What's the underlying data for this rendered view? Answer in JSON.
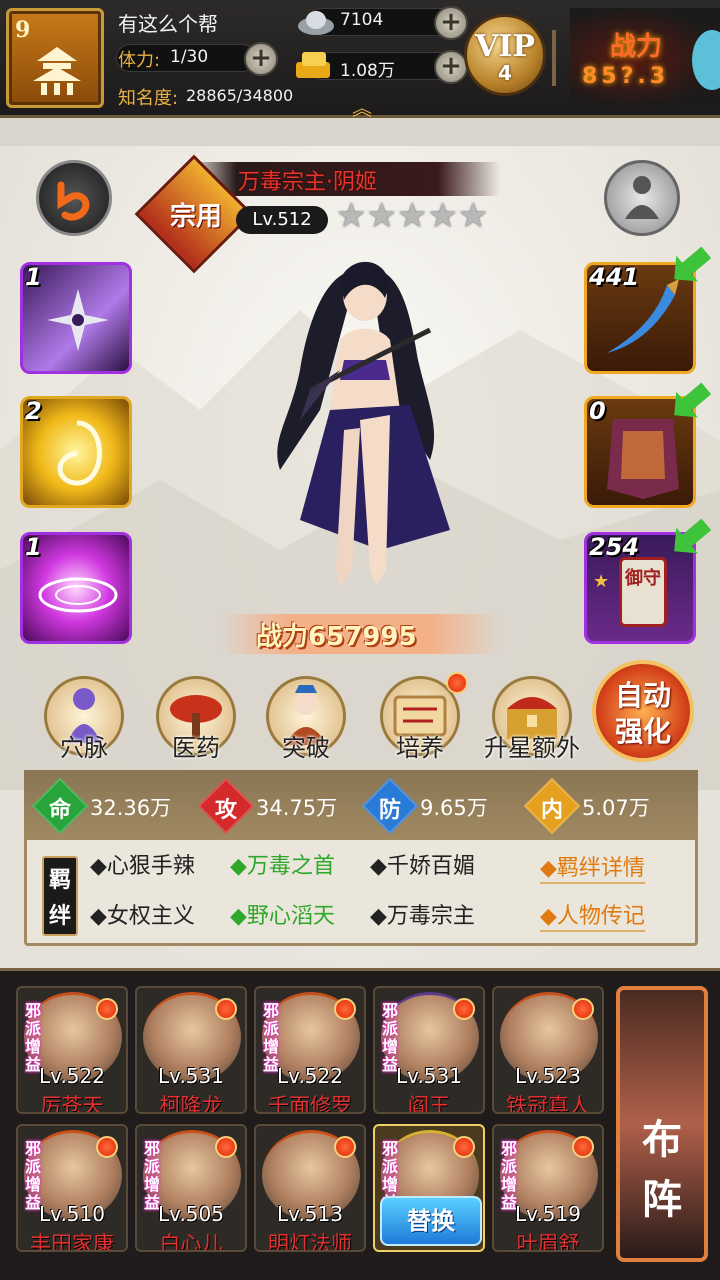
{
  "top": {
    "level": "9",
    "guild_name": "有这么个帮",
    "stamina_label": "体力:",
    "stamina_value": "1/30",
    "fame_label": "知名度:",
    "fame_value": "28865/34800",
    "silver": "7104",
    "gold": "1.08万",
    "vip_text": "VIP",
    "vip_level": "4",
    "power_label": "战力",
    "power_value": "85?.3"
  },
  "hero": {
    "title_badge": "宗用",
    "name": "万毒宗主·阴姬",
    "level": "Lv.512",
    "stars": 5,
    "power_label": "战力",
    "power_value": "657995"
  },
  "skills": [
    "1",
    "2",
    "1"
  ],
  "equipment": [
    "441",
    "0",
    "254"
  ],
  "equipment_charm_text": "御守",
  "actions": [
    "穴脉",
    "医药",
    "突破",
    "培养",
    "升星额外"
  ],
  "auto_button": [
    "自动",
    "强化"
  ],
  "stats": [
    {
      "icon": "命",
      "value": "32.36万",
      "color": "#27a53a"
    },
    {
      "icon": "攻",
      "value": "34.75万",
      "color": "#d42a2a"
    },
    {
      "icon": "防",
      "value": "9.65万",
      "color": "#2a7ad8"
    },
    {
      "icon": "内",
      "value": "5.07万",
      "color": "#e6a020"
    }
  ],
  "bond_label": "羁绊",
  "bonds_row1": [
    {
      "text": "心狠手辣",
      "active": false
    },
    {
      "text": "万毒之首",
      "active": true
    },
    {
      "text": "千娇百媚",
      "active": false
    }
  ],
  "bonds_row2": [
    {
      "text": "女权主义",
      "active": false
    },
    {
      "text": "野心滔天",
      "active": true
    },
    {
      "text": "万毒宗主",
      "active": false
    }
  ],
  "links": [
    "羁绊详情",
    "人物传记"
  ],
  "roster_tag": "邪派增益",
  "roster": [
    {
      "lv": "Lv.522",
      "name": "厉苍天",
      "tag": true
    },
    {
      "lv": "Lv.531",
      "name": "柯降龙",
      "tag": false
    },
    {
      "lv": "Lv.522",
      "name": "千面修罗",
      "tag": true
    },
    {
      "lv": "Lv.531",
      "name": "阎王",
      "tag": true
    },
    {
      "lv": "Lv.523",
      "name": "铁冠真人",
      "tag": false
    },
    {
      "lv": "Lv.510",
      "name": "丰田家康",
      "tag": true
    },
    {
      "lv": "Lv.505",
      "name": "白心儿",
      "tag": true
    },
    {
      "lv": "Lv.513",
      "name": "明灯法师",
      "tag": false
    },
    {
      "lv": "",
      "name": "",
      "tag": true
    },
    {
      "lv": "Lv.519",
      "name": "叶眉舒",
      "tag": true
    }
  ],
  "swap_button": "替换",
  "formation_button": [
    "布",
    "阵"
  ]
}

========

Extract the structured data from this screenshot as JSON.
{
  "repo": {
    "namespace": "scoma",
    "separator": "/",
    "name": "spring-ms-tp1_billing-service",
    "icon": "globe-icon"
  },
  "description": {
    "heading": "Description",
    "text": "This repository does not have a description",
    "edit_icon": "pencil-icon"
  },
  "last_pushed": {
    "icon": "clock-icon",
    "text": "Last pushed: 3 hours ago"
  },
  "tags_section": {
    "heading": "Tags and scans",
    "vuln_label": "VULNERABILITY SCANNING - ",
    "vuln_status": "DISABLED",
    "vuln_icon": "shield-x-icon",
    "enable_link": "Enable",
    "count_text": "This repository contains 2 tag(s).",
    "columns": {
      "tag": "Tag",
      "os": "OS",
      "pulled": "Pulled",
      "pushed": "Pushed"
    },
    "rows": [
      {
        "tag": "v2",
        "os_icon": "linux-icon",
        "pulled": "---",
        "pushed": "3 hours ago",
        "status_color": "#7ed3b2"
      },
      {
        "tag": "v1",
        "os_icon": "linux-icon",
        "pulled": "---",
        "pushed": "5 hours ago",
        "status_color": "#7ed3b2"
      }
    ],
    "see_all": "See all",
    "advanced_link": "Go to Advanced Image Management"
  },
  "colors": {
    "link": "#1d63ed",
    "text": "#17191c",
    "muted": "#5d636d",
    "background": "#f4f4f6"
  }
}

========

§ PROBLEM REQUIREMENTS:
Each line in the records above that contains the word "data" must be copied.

§ FINAL ANSWER:
What's the underlying data for this rendered view? Answer in JSON.
Extract the structured data from this screenshot as JSON.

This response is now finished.